(Records drawn from a dataset)
==================================================

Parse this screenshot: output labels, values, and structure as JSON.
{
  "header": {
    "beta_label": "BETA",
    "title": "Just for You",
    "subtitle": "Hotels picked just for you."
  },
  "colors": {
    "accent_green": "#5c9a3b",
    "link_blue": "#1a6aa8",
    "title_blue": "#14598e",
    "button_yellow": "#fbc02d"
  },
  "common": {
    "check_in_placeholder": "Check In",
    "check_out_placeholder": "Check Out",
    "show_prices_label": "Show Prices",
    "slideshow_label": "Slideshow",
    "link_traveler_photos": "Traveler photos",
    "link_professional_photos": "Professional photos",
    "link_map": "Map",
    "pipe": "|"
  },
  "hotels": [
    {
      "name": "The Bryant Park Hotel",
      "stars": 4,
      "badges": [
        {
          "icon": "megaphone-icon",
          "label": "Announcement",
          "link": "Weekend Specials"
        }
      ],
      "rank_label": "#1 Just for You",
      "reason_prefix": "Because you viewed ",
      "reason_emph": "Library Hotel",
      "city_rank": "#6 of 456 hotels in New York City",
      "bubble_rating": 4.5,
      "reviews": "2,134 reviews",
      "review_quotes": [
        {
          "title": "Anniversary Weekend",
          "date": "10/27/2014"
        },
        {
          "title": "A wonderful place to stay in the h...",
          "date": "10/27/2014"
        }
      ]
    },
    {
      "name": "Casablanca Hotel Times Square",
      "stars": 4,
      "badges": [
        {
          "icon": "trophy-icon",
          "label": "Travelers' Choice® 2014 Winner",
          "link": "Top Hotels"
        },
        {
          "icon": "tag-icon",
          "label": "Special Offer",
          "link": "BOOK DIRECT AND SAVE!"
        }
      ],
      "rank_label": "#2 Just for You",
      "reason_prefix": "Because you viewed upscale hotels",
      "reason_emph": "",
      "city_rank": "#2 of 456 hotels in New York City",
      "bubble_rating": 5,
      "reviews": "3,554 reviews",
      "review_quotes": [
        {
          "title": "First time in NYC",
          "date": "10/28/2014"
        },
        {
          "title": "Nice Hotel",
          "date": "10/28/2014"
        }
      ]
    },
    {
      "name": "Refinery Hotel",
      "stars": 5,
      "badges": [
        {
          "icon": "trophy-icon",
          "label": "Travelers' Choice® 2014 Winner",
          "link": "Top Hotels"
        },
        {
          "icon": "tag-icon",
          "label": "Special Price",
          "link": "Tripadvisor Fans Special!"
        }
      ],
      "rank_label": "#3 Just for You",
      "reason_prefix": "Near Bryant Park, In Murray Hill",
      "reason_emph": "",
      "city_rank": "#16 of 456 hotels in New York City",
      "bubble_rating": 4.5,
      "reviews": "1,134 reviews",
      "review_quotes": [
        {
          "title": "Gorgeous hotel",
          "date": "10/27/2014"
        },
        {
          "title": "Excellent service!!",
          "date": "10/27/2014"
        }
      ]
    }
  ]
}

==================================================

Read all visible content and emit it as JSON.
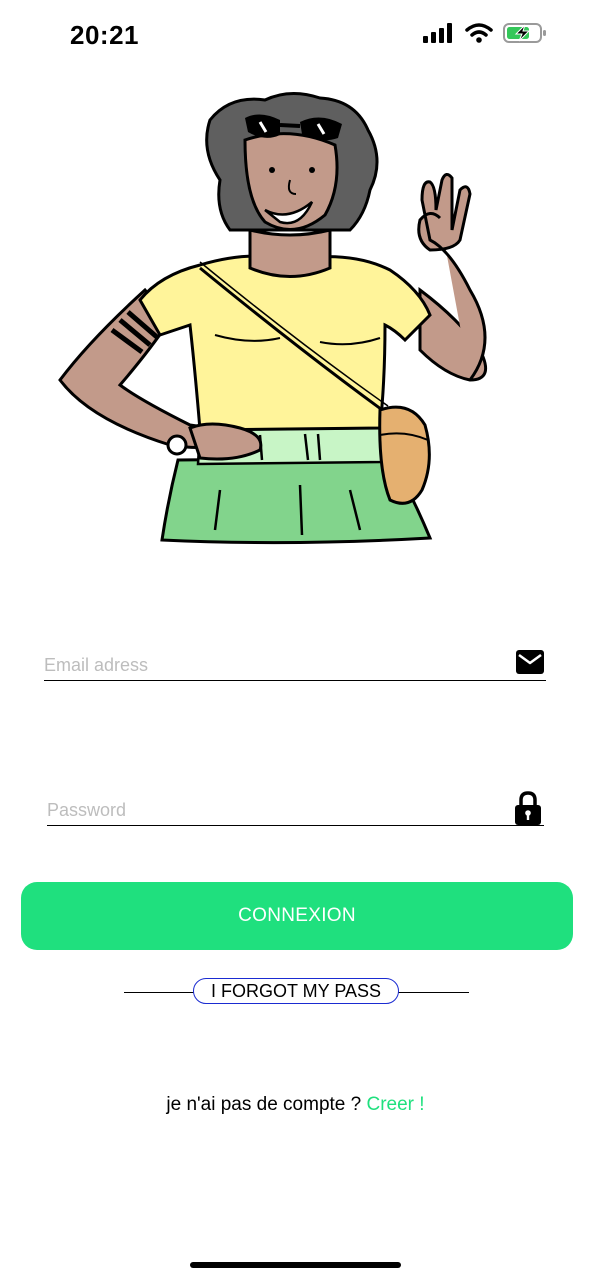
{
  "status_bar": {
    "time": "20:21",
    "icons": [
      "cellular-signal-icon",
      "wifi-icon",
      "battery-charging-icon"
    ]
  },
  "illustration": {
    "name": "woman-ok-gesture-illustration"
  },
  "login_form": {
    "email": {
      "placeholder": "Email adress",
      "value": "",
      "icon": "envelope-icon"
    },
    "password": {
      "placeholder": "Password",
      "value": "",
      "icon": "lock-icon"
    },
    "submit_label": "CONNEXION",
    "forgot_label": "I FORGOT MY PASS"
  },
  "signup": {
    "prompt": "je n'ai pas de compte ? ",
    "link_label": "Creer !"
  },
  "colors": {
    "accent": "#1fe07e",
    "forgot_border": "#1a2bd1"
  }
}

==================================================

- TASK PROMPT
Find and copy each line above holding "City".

- WRITTEN ANSWER
      "city_rank": "#6 of 456 hotels in New York City",
      "city_rank": "#2 of 456 hotels in New York City",
      "city_rank": "#16 of 456 hotels in New York City",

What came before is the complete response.